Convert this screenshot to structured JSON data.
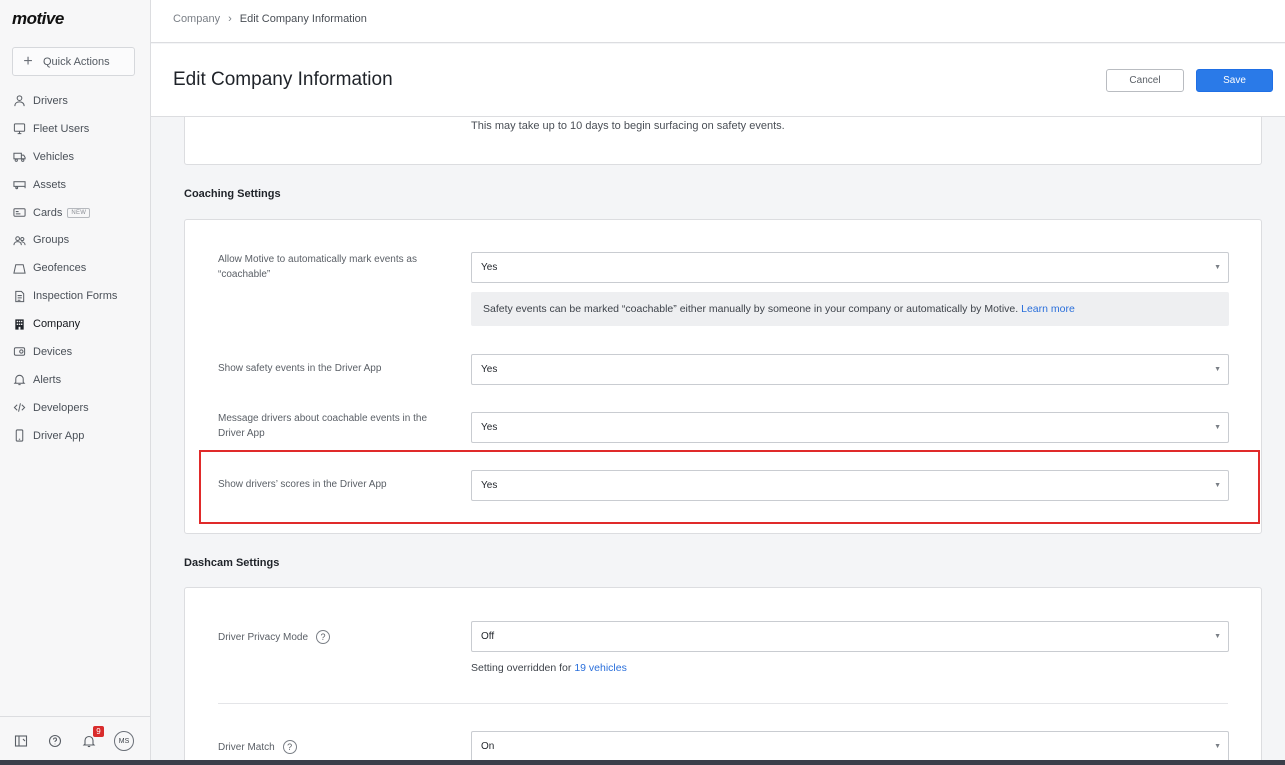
{
  "app": {
    "logo": "motive"
  },
  "sidebar": {
    "quick_actions": "Quick Actions",
    "items": [
      {
        "label": "Drivers",
        "icon": "user-icon"
      },
      {
        "label": "Fleet Users",
        "icon": "monitor-icon"
      },
      {
        "label": "Vehicles",
        "icon": "truck-icon"
      },
      {
        "label": "Assets",
        "icon": "trailer-icon"
      },
      {
        "label": "Cards",
        "icon": "card-icon",
        "badge": "NEW"
      },
      {
        "label": "Groups",
        "icon": "groups-icon"
      },
      {
        "label": "Geofences",
        "icon": "geofence-icon"
      },
      {
        "label": "Inspection Forms",
        "icon": "form-icon"
      },
      {
        "label": "Company",
        "icon": "building-icon",
        "active": true
      },
      {
        "label": "Devices",
        "icon": "device-icon"
      },
      {
        "label": "Alerts",
        "icon": "bell-icon"
      },
      {
        "label": "Developers",
        "icon": "code-icon"
      },
      {
        "label": "Driver App",
        "icon": "phone-icon"
      }
    ],
    "footer": {
      "notification_count": "9",
      "avatar_initials": "MS"
    }
  },
  "breadcrumb": {
    "parent": "Company",
    "separator": "›",
    "current": "Edit Company Information"
  },
  "header": {
    "title": "Edit Company Information",
    "cancel_label": "Cancel",
    "save_label": "Save"
  },
  "top_card": {
    "note": "This may take up to 10 days to begin surfacing on safety events."
  },
  "coaching": {
    "title": "Coaching Settings",
    "auto_mark": {
      "label": "Allow Motive to automatically mark events as “coachable”",
      "value": "Yes",
      "info": "Safety events can be marked “coachable” either manually by someone in your company or automatically by Motive.",
      "info_link": "Learn more"
    },
    "show_events": {
      "label": "Show safety events in the Driver App",
      "value": "Yes"
    },
    "message_drivers": {
      "label": "Message drivers about coachable events in the Driver App",
      "value": "Yes"
    },
    "show_scores": {
      "label": "Show drivers’ scores in the Driver App",
      "value": "Yes"
    }
  },
  "dashcam": {
    "title": "Dashcam Settings",
    "privacy_mode": {
      "label": "Driver Privacy Mode",
      "value": "Off",
      "override_prefix": "Setting overridden for",
      "override_link": "19 vehicles"
    },
    "driver_match": {
      "label": "Driver Match",
      "value": "On"
    }
  },
  "colors": {
    "accent": "#2a7ae8",
    "highlight": "#e02a2a",
    "notification": "#d92c2c"
  }
}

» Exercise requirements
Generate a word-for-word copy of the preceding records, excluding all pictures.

» Output of the exercise
Convert this screenshot to structured JSON data.
{
  "app": {
    "logo": "motive"
  },
  "sidebar": {
    "quick_actions": "Quick Actions",
    "items": [
      {
        "label": "Drivers",
        "icon": "user-icon"
      },
      {
        "label": "Fleet Users",
        "icon": "monitor-icon"
      },
      {
        "label": "Vehicles",
        "icon": "truck-icon"
      },
      {
        "label": "Assets",
        "icon": "trailer-icon"
      },
      {
        "label": "Cards",
        "icon": "card-icon",
        "badge": "NEW"
      },
      {
        "label": "Groups",
        "icon": "groups-icon"
      },
      {
        "label": "Geofences",
        "icon": "geofence-icon"
      },
      {
        "label": "Inspection Forms",
        "icon": "form-icon"
      },
      {
        "label": "Company",
        "icon": "building-icon",
        "active": true
      },
      {
        "label": "Devices",
        "icon": "device-icon"
      },
      {
        "label": "Alerts",
        "icon": "bell-icon"
      },
      {
        "label": "Developers",
        "icon": "code-icon"
      },
      {
        "label": "Driver App",
        "icon": "phone-icon"
      }
    ],
    "footer": {
      "notification_count": "9",
      "avatar_initials": "MS"
    }
  },
  "breadcrumb": {
    "parent": "Company",
    "separator": "›",
    "current": "Edit Company Information"
  },
  "header": {
    "title": "Edit Company Information",
    "cancel_label": "Cancel",
    "save_label": "Save"
  },
  "top_card": {
    "note": "This may take up to 10 days to begin surfacing on safety events."
  },
  "coaching": {
    "title": "Coaching Settings",
    "auto_mark": {
      "label": "Allow Motive to automatically mark events as “coachable”",
      "value": "Yes",
      "info": "Safety events can be marked “coachable” either manually by someone in your company or automatically by Motive.",
      "info_link": "Learn more"
    },
    "show_events": {
      "label": "Show safety events in the Driver App",
      "value": "Yes"
    },
    "message_drivers": {
      "label": "Message drivers about coachable events in the Driver App",
      "value": "Yes"
    },
    "show_scores": {
      "label": "Show drivers’ scores in the Driver App",
      "value": "Yes"
    }
  },
  "dashcam": {
    "title": "Dashcam Settings",
    "privacy_mode": {
      "label": "Driver Privacy Mode",
      "value": "Off",
      "override_prefix": "Setting overridden for",
      "override_link": "19 vehicles"
    },
    "driver_match": {
      "label": "Driver Match",
      "value": "On"
    }
  },
  "colors": {
    "accent": "#2a7ae8",
    "highlight": "#e02a2a",
    "notification": "#d92c2c"
  }
}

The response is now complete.